:: Data for processing
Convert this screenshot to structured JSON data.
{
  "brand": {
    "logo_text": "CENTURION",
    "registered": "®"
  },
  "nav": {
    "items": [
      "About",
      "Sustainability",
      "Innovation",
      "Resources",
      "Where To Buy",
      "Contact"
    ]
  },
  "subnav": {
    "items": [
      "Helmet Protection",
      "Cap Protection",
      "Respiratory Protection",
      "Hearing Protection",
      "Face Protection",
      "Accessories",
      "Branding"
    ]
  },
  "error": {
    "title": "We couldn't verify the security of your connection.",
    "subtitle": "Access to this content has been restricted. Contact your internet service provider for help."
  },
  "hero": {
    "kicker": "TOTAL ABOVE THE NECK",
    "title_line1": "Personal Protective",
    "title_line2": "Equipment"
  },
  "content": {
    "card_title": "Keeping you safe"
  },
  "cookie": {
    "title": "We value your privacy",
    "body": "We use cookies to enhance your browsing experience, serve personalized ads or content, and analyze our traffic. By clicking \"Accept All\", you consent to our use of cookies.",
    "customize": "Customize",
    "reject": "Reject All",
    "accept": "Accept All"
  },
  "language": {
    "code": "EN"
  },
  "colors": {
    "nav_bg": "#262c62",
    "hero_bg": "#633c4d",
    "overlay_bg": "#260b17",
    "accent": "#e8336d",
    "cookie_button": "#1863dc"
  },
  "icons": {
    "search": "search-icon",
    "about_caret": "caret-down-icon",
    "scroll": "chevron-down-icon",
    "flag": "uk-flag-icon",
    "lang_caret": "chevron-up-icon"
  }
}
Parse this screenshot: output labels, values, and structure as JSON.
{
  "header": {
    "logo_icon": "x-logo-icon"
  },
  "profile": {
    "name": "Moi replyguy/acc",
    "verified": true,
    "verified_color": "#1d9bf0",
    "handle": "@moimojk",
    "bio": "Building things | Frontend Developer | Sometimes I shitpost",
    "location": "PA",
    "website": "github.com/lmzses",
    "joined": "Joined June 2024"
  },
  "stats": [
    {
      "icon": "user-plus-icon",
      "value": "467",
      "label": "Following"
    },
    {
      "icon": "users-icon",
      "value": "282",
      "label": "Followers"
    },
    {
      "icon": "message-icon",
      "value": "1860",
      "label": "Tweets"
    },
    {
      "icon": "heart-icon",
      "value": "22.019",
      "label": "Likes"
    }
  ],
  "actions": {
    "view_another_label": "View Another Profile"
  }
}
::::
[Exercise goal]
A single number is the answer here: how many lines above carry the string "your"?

[Answer to this problem]
4